For the study, the National Institute on Drug Abuse (NIDA) is granting the University of Buffalo $1.86 million to conduct 4 years of research; the study will be titled Proximal Effects of Marijuana in Understanding Intimate Partner Violence.
According to a university press release; “[Maria Testa, Ph.D, lead researcher for the study] says that despite the commonly held belief that marijuana suppresses aggression, many studies have found a positive association between marijuana use and intimate-partner violence.”
This statement has no legitimate science to back it up; in fact, a recent study published in the journal Neuropharmacology has found that cannabis reduces aggression (as well as improves social interactions).

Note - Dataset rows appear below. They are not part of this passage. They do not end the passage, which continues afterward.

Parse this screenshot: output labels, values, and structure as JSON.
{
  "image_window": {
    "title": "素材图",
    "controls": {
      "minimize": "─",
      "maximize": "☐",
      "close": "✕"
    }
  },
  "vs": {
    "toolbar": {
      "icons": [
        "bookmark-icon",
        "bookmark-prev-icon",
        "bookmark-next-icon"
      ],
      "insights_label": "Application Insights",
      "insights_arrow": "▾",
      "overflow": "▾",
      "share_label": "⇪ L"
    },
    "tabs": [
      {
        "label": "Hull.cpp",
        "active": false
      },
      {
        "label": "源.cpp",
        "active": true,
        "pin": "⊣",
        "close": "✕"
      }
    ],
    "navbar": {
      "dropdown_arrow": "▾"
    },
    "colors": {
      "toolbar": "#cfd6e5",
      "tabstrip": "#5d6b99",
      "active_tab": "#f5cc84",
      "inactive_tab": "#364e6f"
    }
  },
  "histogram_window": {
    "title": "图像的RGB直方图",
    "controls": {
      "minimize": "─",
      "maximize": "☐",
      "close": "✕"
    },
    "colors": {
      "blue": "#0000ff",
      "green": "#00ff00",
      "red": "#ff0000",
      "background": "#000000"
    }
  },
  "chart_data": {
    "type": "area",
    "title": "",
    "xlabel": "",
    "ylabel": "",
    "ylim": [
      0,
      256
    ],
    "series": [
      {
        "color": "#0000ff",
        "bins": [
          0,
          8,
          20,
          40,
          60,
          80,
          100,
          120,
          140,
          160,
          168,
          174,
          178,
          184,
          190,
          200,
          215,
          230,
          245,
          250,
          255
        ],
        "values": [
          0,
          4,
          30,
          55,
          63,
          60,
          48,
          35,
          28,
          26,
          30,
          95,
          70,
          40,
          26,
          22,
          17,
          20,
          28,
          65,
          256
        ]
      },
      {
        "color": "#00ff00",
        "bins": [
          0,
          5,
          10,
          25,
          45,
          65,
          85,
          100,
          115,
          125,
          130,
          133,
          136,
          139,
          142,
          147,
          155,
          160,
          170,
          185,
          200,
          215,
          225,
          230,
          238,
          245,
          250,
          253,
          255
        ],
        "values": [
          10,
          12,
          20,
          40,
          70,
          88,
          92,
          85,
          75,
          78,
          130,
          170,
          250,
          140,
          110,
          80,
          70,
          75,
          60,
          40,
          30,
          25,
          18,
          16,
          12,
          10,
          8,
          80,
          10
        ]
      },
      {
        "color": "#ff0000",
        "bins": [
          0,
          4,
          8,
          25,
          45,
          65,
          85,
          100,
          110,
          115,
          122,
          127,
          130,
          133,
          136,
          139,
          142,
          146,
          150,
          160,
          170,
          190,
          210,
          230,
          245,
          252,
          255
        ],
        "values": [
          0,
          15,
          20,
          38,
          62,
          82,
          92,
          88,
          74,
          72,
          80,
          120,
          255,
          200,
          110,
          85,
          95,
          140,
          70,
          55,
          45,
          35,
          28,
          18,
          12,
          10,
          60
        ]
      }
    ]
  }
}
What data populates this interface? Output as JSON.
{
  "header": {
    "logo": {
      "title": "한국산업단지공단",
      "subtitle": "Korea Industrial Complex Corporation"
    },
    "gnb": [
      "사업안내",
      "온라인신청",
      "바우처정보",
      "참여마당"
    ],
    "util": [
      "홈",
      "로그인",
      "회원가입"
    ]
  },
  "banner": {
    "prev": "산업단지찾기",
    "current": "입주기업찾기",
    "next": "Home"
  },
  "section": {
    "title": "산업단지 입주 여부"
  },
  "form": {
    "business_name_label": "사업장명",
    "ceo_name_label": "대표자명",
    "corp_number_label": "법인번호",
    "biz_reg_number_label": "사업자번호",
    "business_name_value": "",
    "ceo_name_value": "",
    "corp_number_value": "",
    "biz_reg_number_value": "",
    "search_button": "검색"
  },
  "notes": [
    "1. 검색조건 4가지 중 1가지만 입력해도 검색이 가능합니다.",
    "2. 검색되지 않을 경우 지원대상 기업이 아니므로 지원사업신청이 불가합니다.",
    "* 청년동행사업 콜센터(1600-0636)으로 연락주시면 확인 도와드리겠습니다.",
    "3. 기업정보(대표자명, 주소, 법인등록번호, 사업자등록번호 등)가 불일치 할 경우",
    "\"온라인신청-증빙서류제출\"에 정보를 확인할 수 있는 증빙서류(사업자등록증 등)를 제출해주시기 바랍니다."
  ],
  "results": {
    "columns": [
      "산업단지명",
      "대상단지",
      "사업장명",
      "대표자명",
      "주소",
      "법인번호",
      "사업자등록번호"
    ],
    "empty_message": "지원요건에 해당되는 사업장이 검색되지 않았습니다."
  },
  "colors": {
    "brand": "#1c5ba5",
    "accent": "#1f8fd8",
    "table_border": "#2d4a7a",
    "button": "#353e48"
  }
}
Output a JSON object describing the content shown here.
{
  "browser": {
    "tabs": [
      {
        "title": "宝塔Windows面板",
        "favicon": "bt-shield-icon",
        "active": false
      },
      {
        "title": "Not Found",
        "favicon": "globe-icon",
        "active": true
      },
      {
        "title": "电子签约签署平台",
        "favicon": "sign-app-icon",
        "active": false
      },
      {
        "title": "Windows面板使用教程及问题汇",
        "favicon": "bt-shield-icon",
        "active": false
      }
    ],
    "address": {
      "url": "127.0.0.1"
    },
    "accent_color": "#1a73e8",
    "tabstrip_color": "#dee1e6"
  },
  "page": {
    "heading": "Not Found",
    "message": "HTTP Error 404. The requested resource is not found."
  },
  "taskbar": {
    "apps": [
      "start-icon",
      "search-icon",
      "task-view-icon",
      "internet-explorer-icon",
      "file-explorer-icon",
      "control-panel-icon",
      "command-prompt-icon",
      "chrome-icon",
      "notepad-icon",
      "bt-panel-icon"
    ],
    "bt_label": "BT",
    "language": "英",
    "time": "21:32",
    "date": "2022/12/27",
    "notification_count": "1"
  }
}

All-in-all, this study – at least to us – is an indication of how desperate prohibitionists are becoming, as they attempt to find any negative effect that cannabis might have, in order to use when debating against legalization.
We hate to say it NIDA (actually, that’s a lie, we enjoy saying it), but you’re never going to be able to legitimately use the argument that cannabis causes domestic violence.
Contributed by TheJointBlog